> Your task: The whole listing must be printed again without any alteration.

> Material supplied:

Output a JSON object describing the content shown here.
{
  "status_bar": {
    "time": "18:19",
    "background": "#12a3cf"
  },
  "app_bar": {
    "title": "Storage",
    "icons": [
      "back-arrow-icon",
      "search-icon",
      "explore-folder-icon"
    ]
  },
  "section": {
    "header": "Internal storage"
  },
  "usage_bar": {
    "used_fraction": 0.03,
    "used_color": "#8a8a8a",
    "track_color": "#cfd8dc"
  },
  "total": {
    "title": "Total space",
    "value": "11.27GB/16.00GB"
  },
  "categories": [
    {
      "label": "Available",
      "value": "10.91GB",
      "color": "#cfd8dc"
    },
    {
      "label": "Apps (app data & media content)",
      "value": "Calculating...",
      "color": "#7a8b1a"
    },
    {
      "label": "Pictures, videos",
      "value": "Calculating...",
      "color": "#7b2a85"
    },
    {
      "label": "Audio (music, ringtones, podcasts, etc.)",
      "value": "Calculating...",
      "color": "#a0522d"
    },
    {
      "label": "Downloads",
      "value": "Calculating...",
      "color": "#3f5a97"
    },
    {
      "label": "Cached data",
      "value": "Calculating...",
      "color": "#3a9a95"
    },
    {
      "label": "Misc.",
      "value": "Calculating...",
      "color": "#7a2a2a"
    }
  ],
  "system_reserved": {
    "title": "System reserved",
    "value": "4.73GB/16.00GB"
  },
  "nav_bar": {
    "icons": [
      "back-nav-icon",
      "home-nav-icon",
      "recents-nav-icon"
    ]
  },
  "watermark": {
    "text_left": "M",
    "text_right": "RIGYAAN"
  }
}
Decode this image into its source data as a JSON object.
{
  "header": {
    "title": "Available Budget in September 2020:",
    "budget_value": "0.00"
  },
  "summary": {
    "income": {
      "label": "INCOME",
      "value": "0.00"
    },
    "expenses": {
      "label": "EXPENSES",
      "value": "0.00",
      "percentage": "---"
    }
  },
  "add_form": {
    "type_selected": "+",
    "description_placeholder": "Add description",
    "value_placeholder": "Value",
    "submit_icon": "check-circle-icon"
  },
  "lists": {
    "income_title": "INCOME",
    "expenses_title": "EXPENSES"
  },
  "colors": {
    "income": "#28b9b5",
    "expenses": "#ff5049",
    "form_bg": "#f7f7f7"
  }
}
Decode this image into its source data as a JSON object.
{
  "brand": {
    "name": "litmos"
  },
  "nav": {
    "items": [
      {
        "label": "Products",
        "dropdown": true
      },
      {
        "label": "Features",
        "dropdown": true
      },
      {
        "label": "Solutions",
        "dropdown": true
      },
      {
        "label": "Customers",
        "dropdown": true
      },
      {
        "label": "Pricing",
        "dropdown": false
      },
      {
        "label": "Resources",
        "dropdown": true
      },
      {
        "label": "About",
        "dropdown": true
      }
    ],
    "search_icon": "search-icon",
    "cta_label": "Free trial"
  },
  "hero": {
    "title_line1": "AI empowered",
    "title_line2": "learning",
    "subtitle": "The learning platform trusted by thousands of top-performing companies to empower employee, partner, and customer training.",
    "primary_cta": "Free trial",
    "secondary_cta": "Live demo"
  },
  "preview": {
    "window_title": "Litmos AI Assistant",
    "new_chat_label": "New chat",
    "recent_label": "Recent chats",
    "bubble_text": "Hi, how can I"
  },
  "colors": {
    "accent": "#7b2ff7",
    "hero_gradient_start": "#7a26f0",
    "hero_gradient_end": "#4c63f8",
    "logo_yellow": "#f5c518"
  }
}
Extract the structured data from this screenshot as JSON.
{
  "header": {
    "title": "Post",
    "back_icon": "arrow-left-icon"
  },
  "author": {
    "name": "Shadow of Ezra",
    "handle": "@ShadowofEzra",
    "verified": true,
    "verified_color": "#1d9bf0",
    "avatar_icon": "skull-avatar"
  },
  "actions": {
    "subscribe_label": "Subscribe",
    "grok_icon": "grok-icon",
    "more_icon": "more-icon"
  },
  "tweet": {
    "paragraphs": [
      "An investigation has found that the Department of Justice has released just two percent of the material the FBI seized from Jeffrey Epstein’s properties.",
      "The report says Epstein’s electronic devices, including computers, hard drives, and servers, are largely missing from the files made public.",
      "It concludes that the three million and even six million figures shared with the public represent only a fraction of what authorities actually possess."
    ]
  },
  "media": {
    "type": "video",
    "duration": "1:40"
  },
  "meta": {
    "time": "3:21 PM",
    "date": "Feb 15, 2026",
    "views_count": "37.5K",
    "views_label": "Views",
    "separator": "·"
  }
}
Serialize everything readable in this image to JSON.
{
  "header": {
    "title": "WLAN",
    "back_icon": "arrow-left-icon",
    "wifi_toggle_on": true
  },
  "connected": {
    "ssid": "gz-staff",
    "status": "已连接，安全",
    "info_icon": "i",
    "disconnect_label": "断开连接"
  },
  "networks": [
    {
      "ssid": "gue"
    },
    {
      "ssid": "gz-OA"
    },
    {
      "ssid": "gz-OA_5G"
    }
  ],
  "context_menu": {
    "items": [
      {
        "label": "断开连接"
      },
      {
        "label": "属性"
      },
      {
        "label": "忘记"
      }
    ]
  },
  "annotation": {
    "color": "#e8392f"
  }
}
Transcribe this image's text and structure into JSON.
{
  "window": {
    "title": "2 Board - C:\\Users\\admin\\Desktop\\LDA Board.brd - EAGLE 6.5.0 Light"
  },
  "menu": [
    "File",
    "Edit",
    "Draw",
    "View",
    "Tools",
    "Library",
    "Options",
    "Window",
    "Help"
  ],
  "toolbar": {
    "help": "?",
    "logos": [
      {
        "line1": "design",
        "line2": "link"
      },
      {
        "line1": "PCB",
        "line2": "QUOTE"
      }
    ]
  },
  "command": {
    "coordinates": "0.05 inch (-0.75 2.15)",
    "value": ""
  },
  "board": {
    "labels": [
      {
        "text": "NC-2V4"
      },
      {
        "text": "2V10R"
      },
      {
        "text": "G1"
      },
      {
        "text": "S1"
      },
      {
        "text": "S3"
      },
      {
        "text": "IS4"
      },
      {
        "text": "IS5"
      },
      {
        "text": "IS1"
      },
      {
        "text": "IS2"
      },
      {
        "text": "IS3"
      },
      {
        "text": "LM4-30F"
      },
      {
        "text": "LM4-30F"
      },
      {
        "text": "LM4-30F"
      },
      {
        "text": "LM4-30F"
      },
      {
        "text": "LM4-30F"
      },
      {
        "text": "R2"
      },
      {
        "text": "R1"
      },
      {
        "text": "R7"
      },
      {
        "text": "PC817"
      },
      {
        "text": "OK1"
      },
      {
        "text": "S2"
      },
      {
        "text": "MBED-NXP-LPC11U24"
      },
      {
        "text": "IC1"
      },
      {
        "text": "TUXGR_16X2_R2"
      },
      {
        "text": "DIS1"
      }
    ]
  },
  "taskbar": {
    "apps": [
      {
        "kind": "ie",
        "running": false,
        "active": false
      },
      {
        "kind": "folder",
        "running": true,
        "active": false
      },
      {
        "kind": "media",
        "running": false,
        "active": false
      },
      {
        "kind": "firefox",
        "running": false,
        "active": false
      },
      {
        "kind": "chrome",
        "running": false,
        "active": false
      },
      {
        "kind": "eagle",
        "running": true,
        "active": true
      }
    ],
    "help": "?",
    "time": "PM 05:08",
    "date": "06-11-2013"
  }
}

> Written response:
Output a JSON object describing the content shown here.
{
  "status_bar": {
    "time": "18:19",
    "background": "#12a3cf"
  },
  "app_bar": {
    "title": "Storage",
    "icons": [
      "back-arrow-icon",
      "search-icon",
      "explore-folder-icon"
    ]
  },
  "section": {
    "header": "Internal storage"
  },
  "usage_bar": {
    "used_fraction": 0.03,
    "used_color": "#8a8a8a",
    "track_color": "#cfd8dc"
  },
  "total": {
    "title": "Total space",
    "value": "11.27GB/16.00GB"
  },
  "categories": [
    {
      "label": "Available",
      "value": "10.91GB",
      "color": "#cfd8dc"
    },
    {
      "label": "Apps (app data & media content)",
      "value": "Calculating...",
      "color": "#7a8b1a"
    },
    {
      "label": "Pictures, videos",
      "value": "Calculating...",
      "color": "#7b2a85"
    },
    {
      "label": "Audio (music, ringtones, podcasts, etc.)",
      "value": "Calculating...",
      "color": "#a0522d"
    },
    {
      "label": "Downloads",
      "value": "Calculating...",
      "color": "#3f5a97"
    },
    {
      "label": "Cached data",
      "value": "Calculating...",
      "color": "#3a9a95"
    },
    {
      "label": "Misc.",
      "value": "Calculating...",
      "color": "#7a2a2a"
    }
  ],
  "system_reserved": {
    "title": "System reserved",
    "value": "4.73GB/16.00GB"
  },
  "nav_bar": {
    "icons": [
      "back-nav-icon",
      "home-nav-icon",
      "recents-nav-icon"
    ]
  },
  "watermark": {
    "text_left": "M",
    "text_right": "RIGYAAN"
  }
}
Decode this image into its source data as a JSON object.
{
  "header": {
    "title": "Available Budget in September 2020:",
    "budget_value": "0.00"
  },
  "summary": {
    "income": {
      "label": "INCOME",
      "value": "0.00"
    },
    "expenses": {
      "label": "EXPENSES",
      "value": "0.00",
      "percentage": "---"
    }
  },
  "add_form": {
    "type_selected": "+",
    "description_placeholder": "Add description",
    "value_placeholder": "Value",
    "submit_icon": "check-circle-icon"
  },
  "lists": {
    "income_title": "INCOME",
    "expenses_title": "EXPENSES"
  },
  "colors": {
    "income": "#28b9b5",
    "expenses": "#ff5049",
    "form_bg": "#f7f7f7"
  }
}
Decode this image into its source data as a JSON object.
{
  "brand": {
    "name": "litmos"
  },
  "nav": {
    "items": [
      {
        "label": "Products",
        "dropdown": true
      },
      {
        "label": "Features",
        "dropdown": true
      },
      {
        "label": "Solutions",
        "dropdown": true
      },
      {
        "label": "Customers",
        "dropdown": true
      },
      {
        "label": "Pricing",
        "dropdown": false
      },
      {
        "label": "Resources",
        "dropdown": true
      },
      {
        "label": "About",
        "dropdown": true
      }
    ],
    "search_icon": "search-icon",
    "cta_label": "Free trial"
  },
  "hero": {
    "title_line1": "AI empowered",
    "title_line2": "learning",
    "subtitle": "The learning platform trusted by thousands of top-performing companies to empower employee, partner, and customer training.",
    "primary_cta": "Free trial",
    "secondary_cta": "Live demo"
  },
  "preview": {
    "window_title": "Litmos AI Assistant",
    "new_chat_label": "New chat",
    "recent_label": "Recent chats",
    "bubble_text": "Hi, how can I"
  },
  "colors": {
    "accent": "#7b2ff7",
    "hero_gradient_start": "#7a26f0",
    "hero_gradient_end": "#4c63f8",
    "logo_yellow": "#f5c518"
  }
}
Extract the structured data from this screenshot as JSON.
{
  "header": {
    "title": "Post",
    "back_icon": "arrow-left-icon"
  },
  "author": {
    "name": "Shadow of Ezra",
    "handle": "@ShadowofEzra",
    "verified": true,
    "verified_color": "#1d9bf0",
    "avatar_icon": "skull-avatar"
  },
  "actions": {
    "subscribe_label": "Subscribe",
    "grok_icon": "grok-icon",
    "more_icon": "more-icon"
  },
  "tweet": {
    "paragraphs": [
      "An investigation has found that the Department of Justice has released just two percent of the material the FBI seized from Jeffrey Epstein’s properties.",
      "The report says Epstein’s electronic devices, including computers, hard drives, and servers, are largely missing from the files made public.",
      "It concludes that the three million and even six million figures shared with the public represent only a fraction of what authorities actually possess."
    ]
  },
  "media": {
    "type": "video",
    "duration": "1:40"
  },
  "meta": {
    "time": "3:21 PM",
    "date": "Feb 15, 2026",
    "views_count": "37.5K",
    "views_label": "Views",
    "separator": "·"
  }
}
Serialize everything readable in this image to JSON.
{
  "header": {
    "title": "WLAN",
    "back_icon": "arrow-left-icon",
    "wifi_toggle_on": true
  },
  "connected": {
    "ssid": "gz-staff",
    "status": "已连接，安全",
    "info_icon": "i",
    "disconnect_label": "断开连接"
  },
  "networks": [
    {
      "ssid": "gue"
    },
    {
      "ssid": "gz-OA"
    },
    {
      "ssid": "gz-OA_5G"
    }
  ],
  "context_menu": {
    "items": [
      {
        "label": "断开连接"
      },
      {
        "label": "属性"
      },
      {
        "label": "忘记"
      }
    ]
  },
  "annotation": {
    "color": "#e8392f"
  }
}
Transcribe this image's text and structure into JSON.
{
  "window": {
    "title": "2 Board - C:\\Users\\admin\\Desktop\\LDA Board.brd - EAGLE 6.5.0 Light"
  },
  "menu": [
    "File",
    "Edit",
    "Draw",
    "View",
    "Tools",
    "Library",
    "Options",
    "Window",
    "Help"
  ],
  "toolbar": {
    "help": "?",
    "logos": [
      {
        "line1": "design",
        "line2": "link"
      },
      {
        "line1": "PCB",
        "line2": "QUOTE"
      }
    ]
  },
  "command": {
    "coordinates": "0.05 inch (-0.75 2.15)",
    "value": ""
  },
  "board": {
    "labels": [
      {
        "text": "NC-2V4"
      },
      {
        "text": "2V10R"
      },
      {
        "text": "G1"
      },
      {
        "text": "S1"
      },
      {
        "text": "S3"
      },
      {
        "text": "IS4"
      },
      {
        "text": "IS5"
      },
      {
        "text": "IS1"
      },
      {
        "text": "IS2"
      },
      {
        "text": "IS3"
      },
      {
        "text": "LM4-30F"
      },
      {
        "text": "LM4-30F"
      },
      {
        "text": "LM4-30F"
      },
      {
        "text": "LM4-30F"
      },
      {
        "text": "LM4-30F"
      },
      {
        "text": "R2"
      },
      {
        "text": "R1"
      },
      {
        "text": "R7"
      },
      {
        "text": "PC817"
      },
      {
        "text": "OK1"
      },
      {
        "text": "S2"
      },
      {
        "text": "MBED-NXP-LPC11U24"
      },
      {
        "text": "IC1"
      },
      {
        "text": "TUXGR_16X2_R2"
      },
      {
        "text": "DIS1"
      }
    ]
  },
  "taskbar": {
    "apps": [
      {
        "kind": "ie",
        "running": false,
        "active": false
      },
      {
        "kind": "folder",
        "running": true,
        "active": false
      },
      {
        "kind": "media",
        "running": false,
        "active": false
      },
      {
        "kind": "firefox",
        "running": false,
        "active": false
      },
      {
        "kind": "chrome",
        "running": false,
        "active": false
      },
      {
        "kind": "eagle",
        "running": true,
        "active": true
      }
    ],
    "help": "?",
    "time": "PM 05:08",
    "date": "06-11-2013"
  }
}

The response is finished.